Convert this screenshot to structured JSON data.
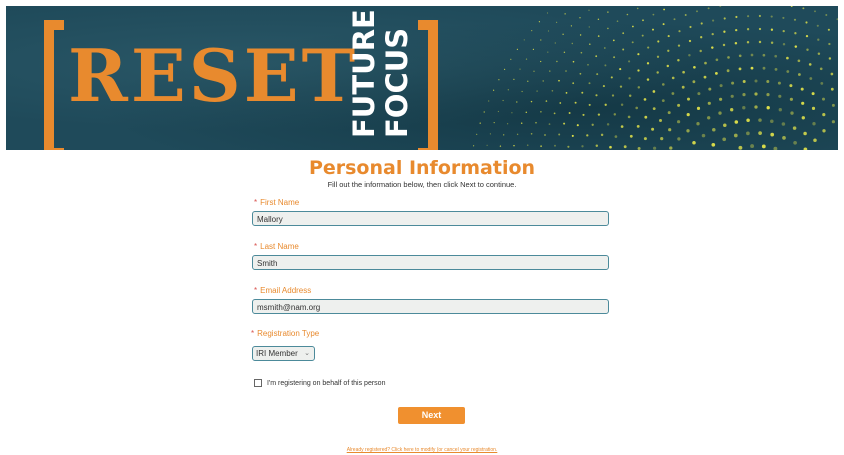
{
  "banner": {
    "logo_text": "RESET",
    "tagline_line1": "FUTURE",
    "tagline_line2": "FOCUS"
  },
  "form": {
    "title": "Personal Information",
    "subtitle": "Fill out the information below, then click Next to continue.",
    "required_marker": "*",
    "first_name": {
      "label": "First Name",
      "value": "Mallory"
    },
    "last_name": {
      "label": "Last Name",
      "value": "Smith"
    },
    "email": {
      "label": "Email Address",
      "value": "msmith@nam.org"
    },
    "registration_type": {
      "label": "Registration Type",
      "selected": "IRI Member"
    },
    "on_behalf_label": "I'm registering on behalf of this person",
    "next_label": "Next",
    "footer_link": "Already registered? Click here to modify (or cancel your registration."
  },
  "colors": {
    "accent": "#e88a2e",
    "banner_bg": "#1f4a5a",
    "dots": "#e8e84a"
  }
}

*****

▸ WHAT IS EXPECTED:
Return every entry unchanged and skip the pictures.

▸ RESPONSE TO THE EXERCISE:
Convert this screenshot to structured JSON data.
{
  "banner": {
    "logo_text": "RESET",
    "tagline_line1": "FUTURE",
    "tagline_line2": "FOCUS"
  },
  "form": {
    "title": "Personal Information",
    "subtitle": "Fill out the information below, then click Next to continue.",
    "required_marker": "*",
    "first_name": {
      "label": "First Name",
      "value": "Mallory"
    },
    "last_name": {
      "label": "Last Name",
      "value": "Smith"
    },
    "email": {
      "label": "Email Address",
      "value": "msmith@nam.org"
    },
    "registration_type": {
      "label": "Registration Type",
      "selected": "IRI Member"
    },
    "on_behalf_label": "I'm registering on behalf of this person",
    "next_label": "Next",
    "footer_link": "Already registered? Click here to modify (or cancel your registration."
  },
  "colors": {
    "accent": "#e88a2e",
    "banner_bg": "#1f4a5a",
    "dots": "#e8e84a"
  }
}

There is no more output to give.